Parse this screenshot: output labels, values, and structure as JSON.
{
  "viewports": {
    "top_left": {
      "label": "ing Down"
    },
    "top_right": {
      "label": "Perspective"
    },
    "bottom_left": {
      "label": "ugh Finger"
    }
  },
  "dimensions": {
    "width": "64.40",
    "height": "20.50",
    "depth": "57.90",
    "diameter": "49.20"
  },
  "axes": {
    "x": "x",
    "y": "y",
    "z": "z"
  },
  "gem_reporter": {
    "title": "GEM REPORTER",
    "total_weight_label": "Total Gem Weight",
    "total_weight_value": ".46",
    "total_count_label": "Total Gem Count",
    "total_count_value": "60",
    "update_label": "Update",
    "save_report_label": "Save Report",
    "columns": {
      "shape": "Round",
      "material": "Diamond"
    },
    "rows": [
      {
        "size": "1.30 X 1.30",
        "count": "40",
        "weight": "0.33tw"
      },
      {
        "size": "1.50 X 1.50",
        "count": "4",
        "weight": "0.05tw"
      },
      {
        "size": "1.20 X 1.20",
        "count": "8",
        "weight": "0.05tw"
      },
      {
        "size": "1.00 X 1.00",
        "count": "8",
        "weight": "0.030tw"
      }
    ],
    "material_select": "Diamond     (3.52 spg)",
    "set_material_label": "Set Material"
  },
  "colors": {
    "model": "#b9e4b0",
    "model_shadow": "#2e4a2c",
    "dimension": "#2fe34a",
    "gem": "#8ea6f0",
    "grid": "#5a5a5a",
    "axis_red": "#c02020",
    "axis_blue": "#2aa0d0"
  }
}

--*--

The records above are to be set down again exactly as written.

Parse this screenshot: output labels, values, and structure as JSON.
{
  "viewports": {
    "top_left": {
      "label": "ing Down"
    },
    "top_right": {
      "label": "Perspective"
    },
    "bottom_left": {
      "label": "ugh Finger"
    }
  },
  "dimensions": {
    "width": "64.40",
    "height": "20.50",
    "depth": "57.90",
    "diameter": "49.20"
  },
  "axes": {
    "x": "x",
    "y": "y",
    "z": "z"
  },
  "gem_reporter": {
    "title": "GEM REPORTER",
    "total_weight_label": "Total Gem Weight",
    "total_weight_value": ".46",
    "total_count_label": "Total Gem Count",
    "total_count_value": "60",
    "update_label": "Update",
    "save_report_label": "Save Report",
    "columns": {
      "shape": "Round",
      "material": "Diamond"
    },
    "rows": [
      {
        "size": "1.30 X 1.30",
        "count": "40",
        "weight": "0.33tw"
      },
      {
        "size": "1.50 X 1.50",
        "count": "4",
        "weight": "0.05tw"
      },
      {
        "size": "1.20 X 1.20",
        "count": "8",
        "weight": "0.05tw"
      },
      {
        "size": "1.00 X 1.00",
        "count": "8",
        "weight": "0.030tw"
      }
    ],
    "material_select": "Diamond     (3.52 spg)",
    "set_material_label": "Set Material"
  },
  "colors": {
    "model": "#b9e4b0",
    "model_shadow": "#2e4a2c",
    "dimension": "#2fe34a",
    "gem": "#8ea6f0",
    "grid": "#5a5a5a",
    "axis_red": "#c02020",
    "axis_blue": "#2aa0d0"
  }
}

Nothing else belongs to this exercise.